## EXERCISE BRIEF
Each entry below is to be reproduced exactly, though any pictures it holds must be omitted.

Content starts

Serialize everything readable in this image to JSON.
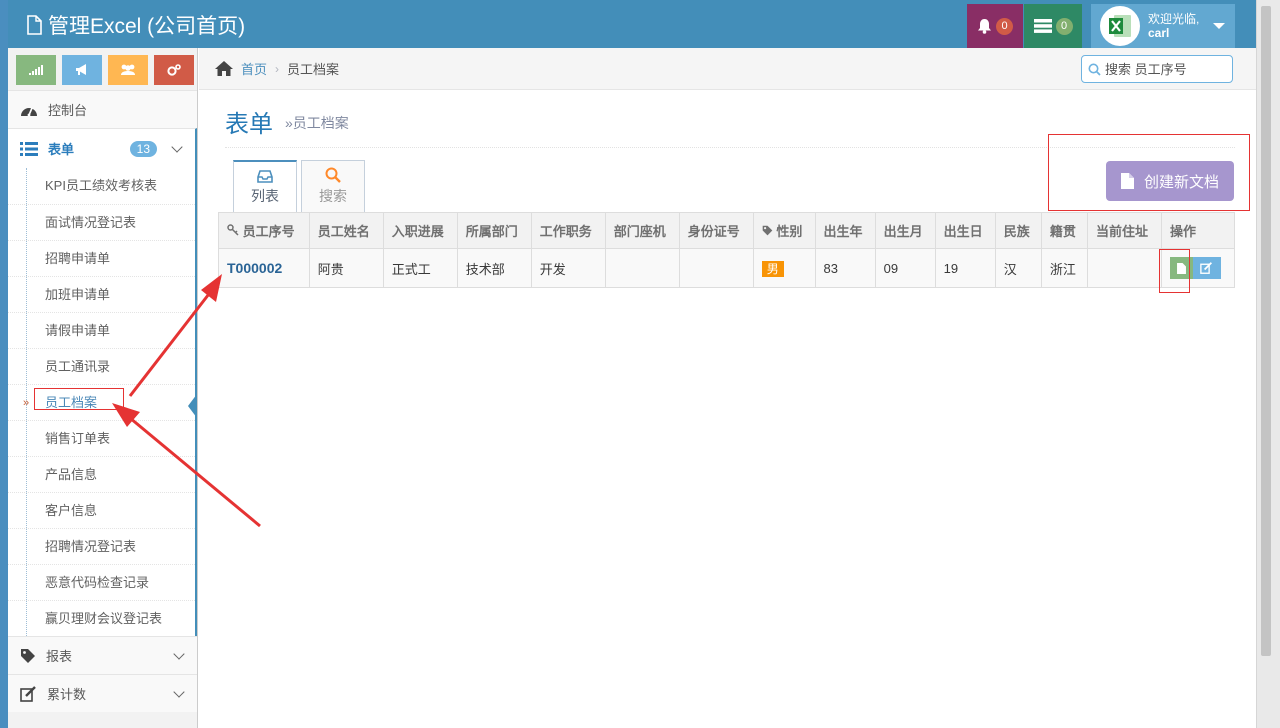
{
  "app": {
    "title": "管理Excel (公司首页)"
  },
  "navbar": {
    "notifications_count": "0",
    "tasks_count": "0",
    "user_greeting": "欢迎光临,",
    "user_name": "carl"
  },
  "sidebar": {
    "dashboard_label": "控制台",
    "forms_label": "表单",
    "forms_count": "13",
    "forms_items": [
      "KPI员工绩效考核表",
      "面试情况登记表",
      "招聘申请单",
      "加班申请单",
      "请假申请单",
      "员工通讯录",
      "员工档案",
      "销售订单表",
      "产品信息",
      "客户信息",
      "招聘情况登记表",
      "恶意代码检查记录",
      "赢贝理财会议登记表"
    ],
    "reports_label": "报表",
    "counter_label": "累计数"
  },
  "breadcrumb": {
    "home": "首页",
    "current": "员工档案"
  },
  "search": {
    "placeholder": "搜索 员工序号"
  },
  "page": {
    "title": "表单",
    "subtitle": "»员工档案"
  },
  "tabs": {
    "list": "列表",
    "search": "搜索"
  },
  "create_button": "创建新文档",
  "table": {
    "headers": [
      "员工序号",
      "员工姓名",
      "入职进展",
      "所属部门",
      "工作职务",
      "部门座机",
      "身份证号",
      "性别",
      "出生年",
      "出生月",
      "出生日",
      "民族",
      "籍贯",
      "当前住址",
      "操作"
    ],
    "rows": [
      {
        "id": "T000002",
        "name": "阿贵",
        "status": "正式工",
        "dept": "技术部",
        "job": "开发",
        "phone": "",
        "idcard": "",
        "gender": "男",
        "year": "83",
        "month": "09",
        "day": "19",
        "ethnic": "汉",
        "origin": "浙江",
        "address": ""
      }
    ]
  },
  "colors": {
    "navbar": "#438eb9",
    "create_button": "#a696ce",
    "annotation": "#e53333"
  }
}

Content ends

## RESPONSE BELOW
Serialize everything readable in this image to JSON.
{
  "app": {
    "title": "管理Excel (公司首页)"
  },
  "navbar": {
    "notifications_count": "0",
    "tasks_count": "0",
    "user_greeting": "欢迎光临,",
    "user_name": "carl"
  },
  "sidebar": {
    "dashboard_label": "控制台",
    "forms_label": "表单",
    "forms_count": "13",
    "forms_items": [
      "KPI员工绩效考核表",
      "面试情况登记表",
      "招聘申请单",
      "加班申请单",
      "请假申请单",
      "员工通讯录",
      "员工档案",
      "销售订单表",
      "产品信息",
      "客户信息",
      "招聘情况登记表",
      "恶意代码检查记录",
      "赢贝理财会议登记表"
    ],
    "reports_label": "报表",
    "counter_label": "累计数"
  },
  "breadcrumb": {
    "home": "首页",
    "current": "员工档案"
  },
  "search": {
    "placeholder": "搜索 员工序号"
  },
  "page": {
    "title": "表单",
    "subtitle": "»员工档案"
  },
  "tabs": {
    "list": "列表",
    "search": "搜索"
  },
  "create_button": "创建新文档",
  "table": {
    "headers": [
      "员工序号",
      "员工姓名",
      "入职进展",
      "所属部门",
      "工作职务",
      "部门座机",
      "身份证号",
      "性别",
      "出生年",
      "出生月",
      "出生日",
      "民族",
      "籍贯",
      "当前住址",
      "操作"
    ],
    "rows": [
      {
        "id": "T000002",
        "name": "阿贵",
        "status": "正式工",
        "dept": "技术部",
        "job": "开发",
        "phone": "",
        "idcard": "",
        "gender": "男",
        "year": "83",
        "month": "09",
        "day": "19",
        "ethnic": "汉",
        "origin": "浙江",
        "address": ""
      }
    ]
  },
  "colors": {
    "navbar": "#438eb9",
    "create_button": "#a696ce",
    "annotation": "#e53333"
  }
}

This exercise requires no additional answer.